**ABOUT THIS EXERCISE**: Down to the last line, print the data that follows exactly, without its pictures.

ENTRIES SUPPLIED: Begin

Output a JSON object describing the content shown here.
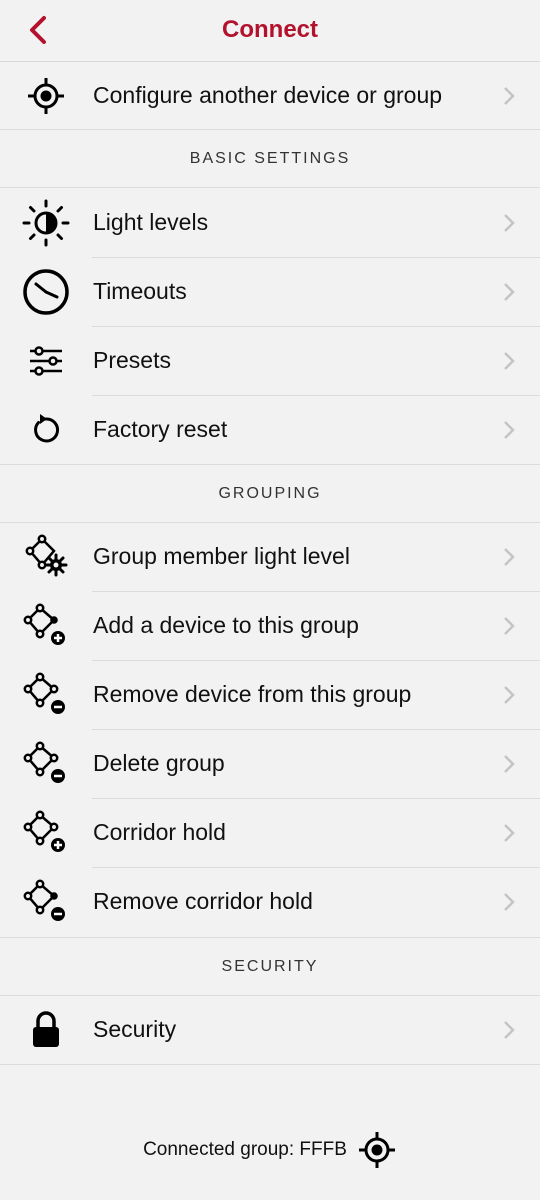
{
  "nav": {
    "title": "Connect",
    "back_icon": "chevron-left-icon"
  },
  "top_item": {
    "label": "Configure another device or group",
    "icon": "target-icon"
  },
  "sections": {
    "basic": {
      "header": "BASIC SETTINGS",
      "items": [
        {
          "label": "Light levels",
          "icon": "brightness-icon"
        },
        {
          "label": "Timeouts",
          "icon": "clock-icon"
        },
        {
          "label": "Presets",
          "icon": "sliders-icon"
        },
        {
          "label": "Factory reset",
          "icon": "reset-icon"
        }
      ]
    },
    "grouping": {
      "header": "GROUPING",
      "items": [
        {
          "label": "Group member light level",
          "icon": "group-gear-icon"
        },
        {
          "label": "Add a device to this group",
          "icon": "group-add-icon"
        },
        {
          "label": "Remove device from this group",
          "icon": "group-remove-icon"
        },
        {
          "label": "Delete group",
          "icon": "group-delete-icon"
        },
        {
          "label": "Corridor hold",
          "icon": "group-add-icon"
        },
        {
          "label": "Remove corridor hold",
          "icon": "group-remove-icon"
        }
      ]
    },
    "security": {
      "header": "SECURITY",
      "items": [
        {
          "label": "Security",
          "icon": "lock-icon"
        }
      ]
    }
  },
  "footer": {
    "text": "Connected group: FFFB",
    "icon": "target-icon"
  },
  "colors": {
    "accent": "#b3122d",
    "background": "#f2f2f2",
    "chevron": "#c4c4c4"
  }
}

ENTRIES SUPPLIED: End

**WRITTEN RESPONSE**:
Output a JSON object describing the content shown here.
{
  "nav": {
    "title": "Connect",
    "back_icon": "chevron-left-icon"
  },
  "top_item": {
    "label": "Configure another device or group",
    "icon": "target-icon"
  },
  "sections": {
    "basic": {
      "header": "BASIC SETTINGS",
      "items": [
        {
          "label": "Light levels",
          "icon": "brightness-icon"
        },
        {
          "label": "Timeouts",
          "icon": "clock-icon"
        },
        {
          "label": "Presets",
          "icon": "sliders-icon"
        },
        {
          "label": "Factory reset",
          "icon": "reset-icon"
        }
      ]
    },
    "grouping": {
      "header": "GROUPING",
      "items": [
        {
          "label": "Group member light level",
          "icon": "group-gear-icon"
        },
        {
          "label": "Add a device to this group",
          "icon": "group-add-icon"
        },
        {
          "label": "Remove device from this group",
          "icon": "group-remove-icon"
        },
        {
          "label": "Delete group",
          "icon": "group-delete-icon"
        },
        {
          "label": "Corridor hold",
          "icon": "group-add-icon"
        },
        {
          "label": "Remove corridor hold",
          "icon": "group-remove-icon"
        }
      ]
    },
    "security": {
      "header": "SECURITY",
      "items": [
        {
          "label": "Security",
          "icon": "lock-icon"
        }
      ]
    }
  },
  "footer": {
    "text": "Connected group: FFFB",
    "icon": "target-icon"
  },
  "colors": {
    "accent": "#b3122d",
    "background": "#f2f2f2",
    "chevron": "#c4c4c4"
  }
}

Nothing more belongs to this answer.